So far the only boating I’ve done the entire year is rowing my little dinghy to harvest some luscious but otherwise inaccessible early blackberries hanging over the water.
This lovely little lapstrake boat, a Roger Oughtred design called a feather pram, is too fragile to want to knock it about on beaches as a yacht tender, so I keep it safe on our pond.
We have at last been able to book a date to put Spring Fever in the water. Most of the jobs we commissioned have been done, apart from some rigging work and a long-overdue gas service. August 18 is now the target date, the latest by a long way that we have ever launched.
The plan with Spring Fever continues to be to cruise up the east coast and base her at Woolverstone on the River Orwell near Ipswich for 6 weeks, before returning to Cowes in early October. That means relearning the short cuts across the sandbanks of the Thames Estuary, called swatchways, which is always an interesting pilotage exercise.
Nowadays as well as longstanding routes such as the Wallet Spitway, Ray Sand and the several routes across the Sunk sands, we have to learn to negotiate the way through a windfarm. The standard route back from Harwich to Ramsgate goes by a shallow passage called Foulger’s Gat and nowadays that means passing through a huge windfarm, the London Array – all perfectly legal and agreed, and even if we strayed underneath one we would feel the draft but not the rotor itself.
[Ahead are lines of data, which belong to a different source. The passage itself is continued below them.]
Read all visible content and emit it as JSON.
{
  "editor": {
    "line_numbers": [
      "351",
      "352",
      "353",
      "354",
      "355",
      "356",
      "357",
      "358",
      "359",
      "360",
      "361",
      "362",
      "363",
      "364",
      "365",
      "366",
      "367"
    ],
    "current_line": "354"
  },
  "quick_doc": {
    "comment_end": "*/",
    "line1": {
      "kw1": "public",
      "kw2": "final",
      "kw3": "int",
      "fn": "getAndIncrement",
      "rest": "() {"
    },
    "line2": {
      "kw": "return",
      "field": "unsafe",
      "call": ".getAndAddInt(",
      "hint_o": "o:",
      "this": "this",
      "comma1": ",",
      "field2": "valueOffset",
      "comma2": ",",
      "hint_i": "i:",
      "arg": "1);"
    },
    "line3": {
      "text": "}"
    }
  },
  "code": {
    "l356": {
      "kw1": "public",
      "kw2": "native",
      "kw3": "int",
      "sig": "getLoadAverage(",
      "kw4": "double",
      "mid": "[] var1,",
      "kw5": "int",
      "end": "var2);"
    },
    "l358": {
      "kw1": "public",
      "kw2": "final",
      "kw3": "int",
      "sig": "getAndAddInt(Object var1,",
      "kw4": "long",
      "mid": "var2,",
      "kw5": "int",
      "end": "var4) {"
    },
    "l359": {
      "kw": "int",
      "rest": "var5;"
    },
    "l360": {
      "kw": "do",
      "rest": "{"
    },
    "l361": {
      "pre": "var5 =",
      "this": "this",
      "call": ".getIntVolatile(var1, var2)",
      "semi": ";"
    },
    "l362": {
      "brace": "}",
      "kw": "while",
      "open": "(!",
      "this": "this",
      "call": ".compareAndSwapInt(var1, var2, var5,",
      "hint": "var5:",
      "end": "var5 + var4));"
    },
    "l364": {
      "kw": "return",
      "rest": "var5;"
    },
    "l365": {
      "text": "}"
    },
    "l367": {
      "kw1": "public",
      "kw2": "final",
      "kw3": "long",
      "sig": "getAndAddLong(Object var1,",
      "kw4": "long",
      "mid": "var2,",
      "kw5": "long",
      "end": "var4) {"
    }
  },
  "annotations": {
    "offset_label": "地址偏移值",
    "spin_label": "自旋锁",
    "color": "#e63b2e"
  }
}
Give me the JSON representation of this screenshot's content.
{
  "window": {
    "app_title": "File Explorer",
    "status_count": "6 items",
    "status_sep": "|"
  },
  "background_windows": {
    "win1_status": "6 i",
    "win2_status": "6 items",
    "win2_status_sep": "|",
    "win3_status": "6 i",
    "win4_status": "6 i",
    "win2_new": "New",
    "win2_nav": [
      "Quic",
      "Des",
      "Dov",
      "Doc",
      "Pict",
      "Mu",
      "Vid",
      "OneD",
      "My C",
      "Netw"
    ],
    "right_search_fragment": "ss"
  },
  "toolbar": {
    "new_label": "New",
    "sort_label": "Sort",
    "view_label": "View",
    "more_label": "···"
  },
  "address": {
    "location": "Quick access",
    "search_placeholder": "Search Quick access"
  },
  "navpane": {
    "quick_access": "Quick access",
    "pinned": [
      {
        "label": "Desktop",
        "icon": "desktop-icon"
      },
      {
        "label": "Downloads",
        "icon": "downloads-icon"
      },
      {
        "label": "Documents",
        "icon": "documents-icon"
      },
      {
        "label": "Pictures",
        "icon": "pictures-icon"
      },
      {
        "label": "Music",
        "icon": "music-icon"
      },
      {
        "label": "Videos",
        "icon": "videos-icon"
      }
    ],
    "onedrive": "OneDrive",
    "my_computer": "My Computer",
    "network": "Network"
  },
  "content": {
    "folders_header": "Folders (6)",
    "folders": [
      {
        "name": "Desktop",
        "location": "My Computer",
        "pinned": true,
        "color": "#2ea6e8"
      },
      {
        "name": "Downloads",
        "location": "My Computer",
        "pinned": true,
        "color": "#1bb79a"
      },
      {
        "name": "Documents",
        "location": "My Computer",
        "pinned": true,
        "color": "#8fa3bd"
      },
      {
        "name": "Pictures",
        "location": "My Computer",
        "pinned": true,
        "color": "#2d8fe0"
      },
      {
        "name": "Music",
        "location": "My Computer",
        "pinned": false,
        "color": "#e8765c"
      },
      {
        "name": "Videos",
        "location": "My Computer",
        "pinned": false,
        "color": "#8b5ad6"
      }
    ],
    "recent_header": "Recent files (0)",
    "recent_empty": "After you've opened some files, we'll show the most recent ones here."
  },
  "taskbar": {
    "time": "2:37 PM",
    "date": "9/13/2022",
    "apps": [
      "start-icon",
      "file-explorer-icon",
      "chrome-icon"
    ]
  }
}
They are a minimum 25 metres up, 10 metres higher than our mast.
We had thought of wintering on the east coast but could not find anywhere remotely as economical as Cowes, where we can stay in Shepards Marina from November to March for about £175 a month compared with £360 a month at Woolverstone and similar rates at other Orwell marinas. To think the East Coast used to be regarded as the cheap place to keep a boat….
We’ve applied to have an annual mooring again on Folly Reach on the Medina, having given ours up in January because of the plan to go to Spain and winter there – that was then.
This east coast cruise will be a bit of a nostalgia trip, because at various times over the years with various boats we have had moorings at Woolverstone, Waldringfield, Titchmarsh, Levington, Shotley and Wrabness on the River Stour, where we paid for our own to be laid. For a long time we owned both the mooring at Wrabness and a caravan in a field by the shore, a great place for children to play on the grass, on the beach and in the woods, and a convenient store for boat gear when we weren’t there.
Meanwhile, a designer is about to start laying out the 6th edition of Pass your Yachtmaster. There are many updates throughout the book, some of which have had to be quite long because of the way technology and rules have moved on, plus a whole extra chapter. We’re waiting to find out how many extra cartoons we can insert in the new material, having found some splendidly appropriate ones for the electronic age, even though much of the late Mike Peyton’s work was done before the era of charts on screens. Mike Peyton still makes me laugh because he catches the dilemmas, idiocies, mistakes and obsessions of amateur sailors so well. There are some copyright issues we hope will be sorted soon.